Buchi Emecheta

Reviewed by Zoë Fairbairns

The reality of life in London proves less than grand. Second-Class Citizen by the late Buchi Emecheta (first published in 1974, and now reissued as a Penguin Modern Classic) chronicles Adah’s steady disillusionment. Housing is overcrowded and overpriced, and local attitudes are often hostile, whether it is the ‘Sorry No Coloureds’ of the British, or the reverse snobbery of her Nigerian housemates who, coming (as she sees it) from the servant classes, mock her for her social pretensions [Read more...] in Reviews

Cut Out

Michèle Roberts

Reviewed by Alison Burns

Denis’s journey from the present to Cleménce’s past and back is presented in alternate chapters interleaved with vivid descriptions of photographs of Matisse at work on his cut-outs, taken by one of the story’s subsidiary characters. Like so much else in this novel, these imaginary photographs sound extraordinarily convincing – familiar, even, to anyone who has studied Matisse, seen the archive or visited exhibitions of his work [Read more...] in Reviews

Everyone in This Room Will Someday Be Dead

Emily Austin

Reviewed by Amy Wu

Due to her passiveness and disengagement with life, Gilda frequently gets into mishaps and misunderstandings. She barely answers texts from her girlfriend Eleanor. She snacks on crackers at the church and pairs them with cheese, not realizing immediately they are communion wafers: “I googled the cracker brand and learned that I paired marble Cracker Barrel cheese with God’s transubstantiated body.” [Read more...] in Reviews

The Penguin Book of Spanish Short Stories Edited

Margaret Jull Costa

Reviewed by Alison Burns

The collection is arranged chronologically according to the author’s date of birth.
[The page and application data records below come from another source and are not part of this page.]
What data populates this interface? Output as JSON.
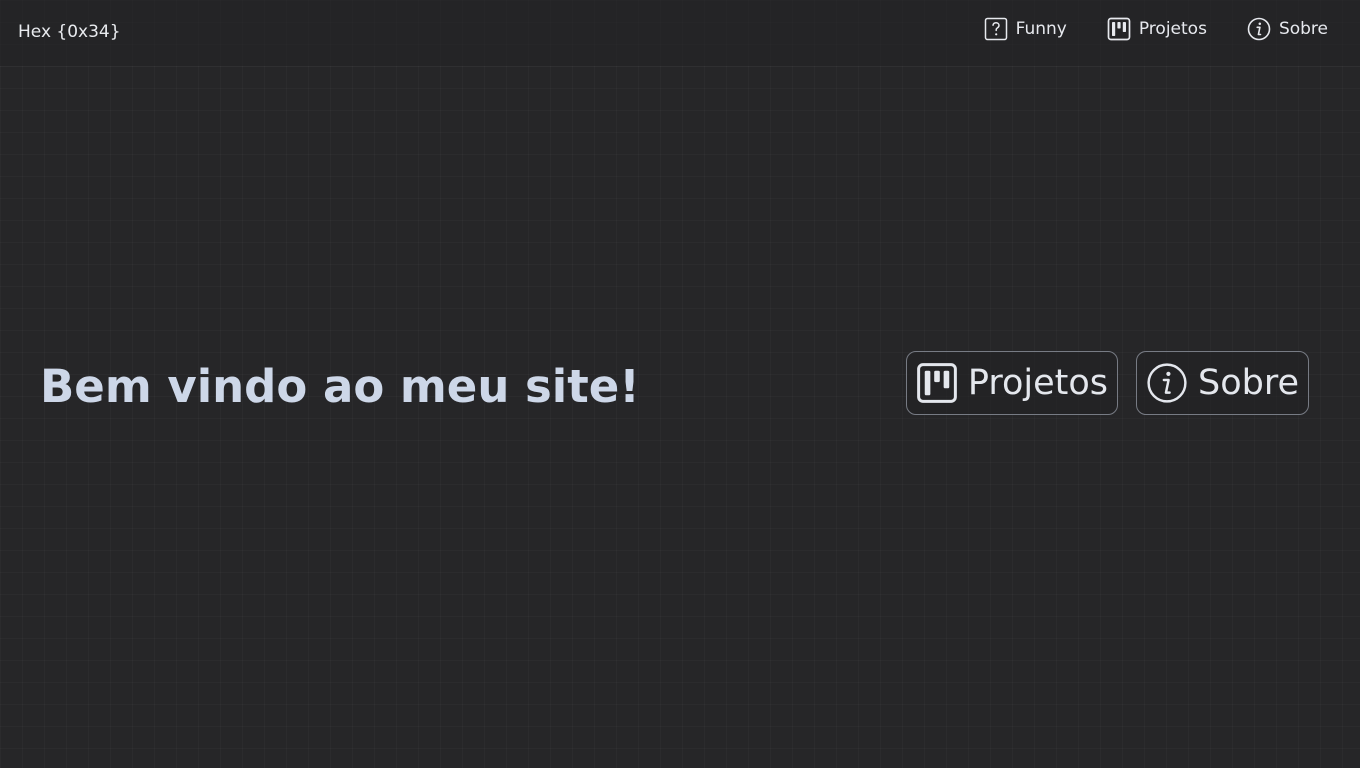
{
  "header": {
    "brand": "Hex {0x34}",
    "nav": [
      {
        "label": "Funny",
        "icon": "question-square-icon"
      },
      {
        "label": "Projetos",
        "icon": "kanban-icon"
      },
      {
        "label": "Sobre",
        "icon": "info-circle-icon"
      }
    ]
  },
  "main": {
    "title": "Bem vindo ao meu site!",
    "buttons": [
      {
        "label": "Projetos",
        "icon": "kanban-icon"
      },
      {
        "label": "Sobre",
        "icon": "info-circle-icon"
      }
    ]
  },
  "colors": {
    "background": "#262628",
    "text": "#e6e8ee",
    "title": "#cdd7e8",
    "button_border": "#777b84"
  }
}
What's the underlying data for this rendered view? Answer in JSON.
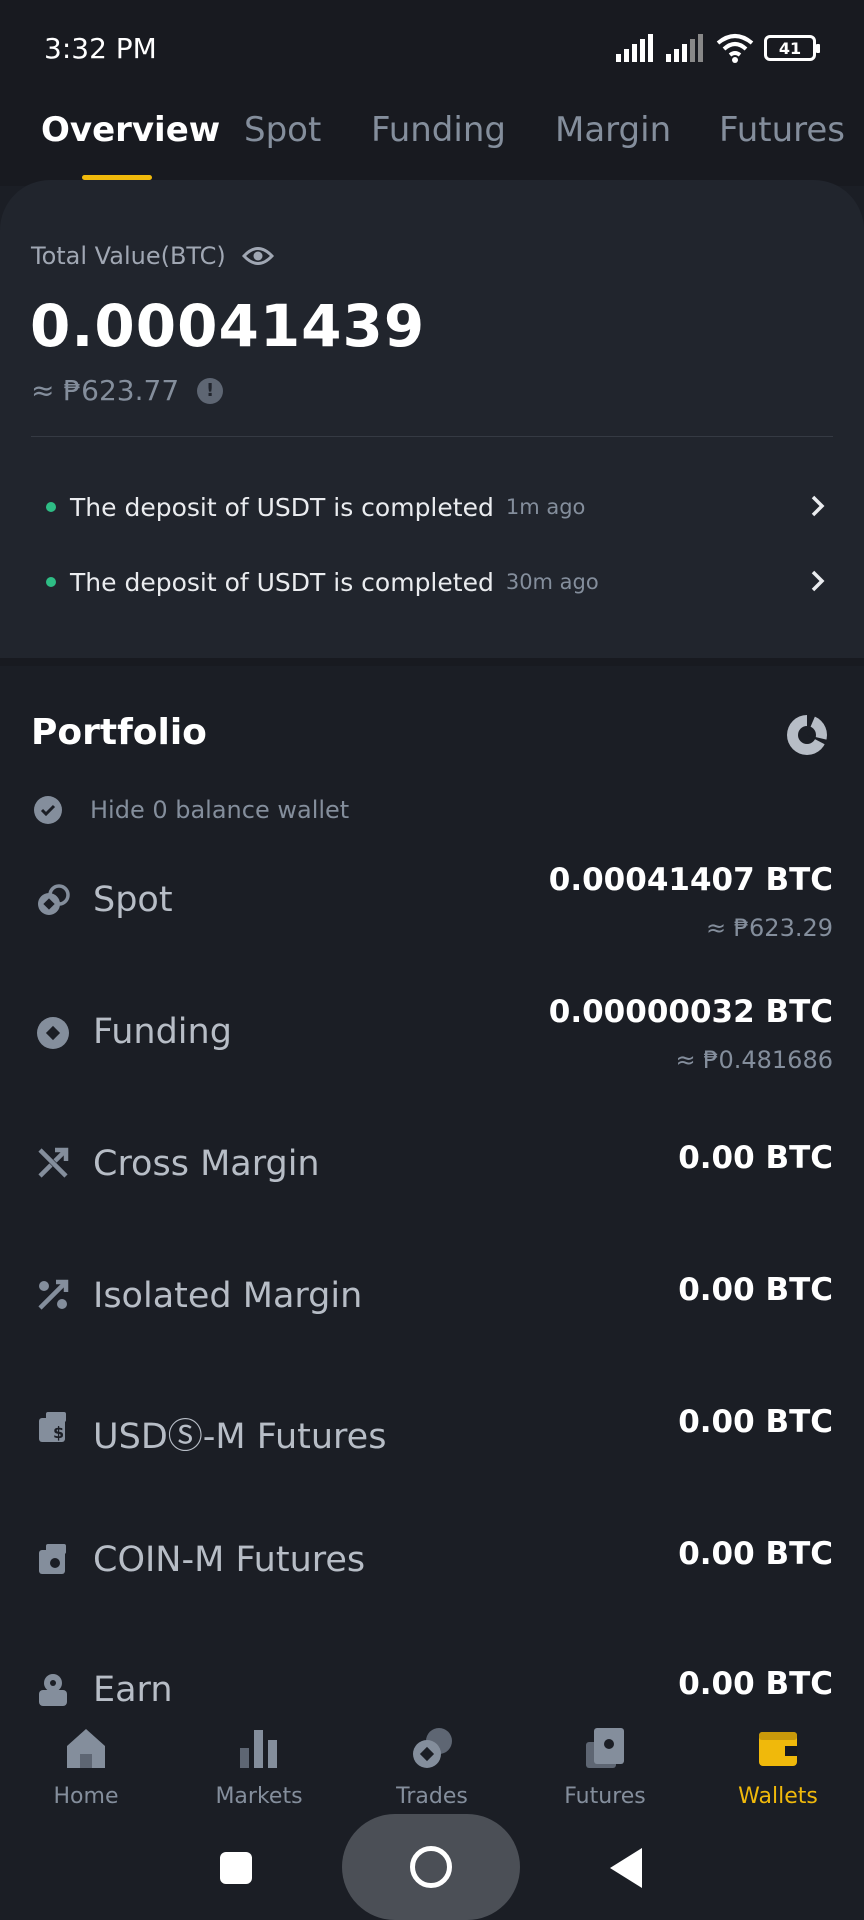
{
  "status_bar": {
    "time": "3:32 PM",
    "battery": "41"
  },
  "tabs": [
    {
      "label": "Overview"
    },
    {
      "label": "Spot"
    },
    {
      "label": "Funding"
    },
    {
      "label": "Margin"
    },
    {
      "label": "Futures"
    }
  ],
  "overview": {
    "total_label": "Total Value(BTC)",
    "total_value": "0.00041439",
    "total_fiat": "≈ ₱623.77",
    "notices": [
      {
        "text": "The deposit of USDT is completed",
        "time": "1m ago"
      },
      {
        "text": "The deposit of USDT is completed",
        "time": "30m ago"
      }
    ]
  },
  "portfolio": {
    "title": "Portfolio",
    "hide_zero_label": "Hide 0 balance wallet",
    "wallets": [
      {
        "name": "Spot",
        "amount": "0.00041407 BTC",
        "fiat": "≈ ₱623.29",
        "icon": "spot-icon"
      },
      {
        "name": "Funding",
        "amount": "0.00000032 BTC",
        "fiat": "≈ ₱0.481686",
        "icon": "funding-icon"
      },
      {
        "name": "Cross Margin",
        "amount": "0.00 BTC",
        "icon": "cross-margin-icon"
      },
      {
        "name": "Isolated Margin",
        "amount": "0.00 BTC",
        "icon": "isolated-margin-icon"
      },
      {
        "name": "USDⓈ-M Futures",
        "amount": "0.00 BTC",
        "icon": "usds-futures-icon"
      },
      {
        "name": "COIN-M Futures",
        "amount": "0.00 BTC",
        "icon": "coin-futures-icon"
      },
      {
        "name": "Earn",
        "amount": "0.00 BTC",
        "icon": "earn-icon"
      }
    ]
  },
  "bottom_nav": [
    {
      "label": "Home",
      "icon": "home-icon"
    },
    {
      "label": "Markets",
      "icon": "markets-icon"
    },
    {
      "label": "Trades",
      "icon": "trades-icon"
    },
    {
      "label": "Futures",
      "icon": "futures-icon"
    },
    {
      "label": "Wallets",
      "icon": "wallets-icon",
      "active": true
    }
  ],
  "colors": {
    "accent": "#f0b90b",
    "positive": "#2ebd85",
    "background": "#1b1e25",
    "card": "#21252d"
  }
}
It starts with the tale of a man on a tram confusing fiction with fact and ends with a young mother confusing her baby with a vampire. In between are stories about miracles, murder, innocence, nostalgia; about work, sex and selfishness. The tones vary from the ominous to the comical, from the far-fetched to the utterly realistic. War, especially the Spanish Civil War, is ever present, but there is also mystery and joy [Read more...] in Reviews

The Balkan Trilogy

Olivia Manning

Reviewed by Elizabeth Hilliard Selka

The novels are autobiographical and thus offer us a riveting insider’s view of the confusion in Eastern Europe in the first year of the Second World War – and the insider, herself an outsider, is Harriet. Woven into the day-by-day unsettling upheavals of the politics and practicalities of war is the story of Harriet’s marriage, her growing understanding of the man she has so suddenly married and revelations about the unforseeable complexities of love [Read more...] in Reviews

How Beautiful We Were

Imbolo Mbue

Reviewed by Elsbeth Lindner

Mbue switches viewpoints between genders and generations, allowing the restrained eloquence of her characters – whether children or grandparents, male or female, single or in a group – to express the beliefs and ways of the Kosawans. For all their pain, theirs is a world of immense grace and natural order, grounded in meaning derived from a spiritual, social, familial and healing credo. This culture and morality stands in blazing contrast to the rapaciousness and self-interest of the oil company, and the government that protects it [Read more...] in Reviews

Djinn Patrol on the Purple Line

Deepa Anappara

* A 2020 Notable Book

Reviewed by Rachel Hore

As a one-time journalist in Delhi, Deepa Anappara knows of what she writes, and her prose, richly punctuated by local idiom, is exceptionally vivid. She evokes the variety, individuality and vitality of the characters in Jai’s community with skill and humour, whilst underlining the appalling conditions in which they live. There’s little sanitation and they must join long queues for toilets or simply use the rubbish dump or the street [Read more...] in Reviews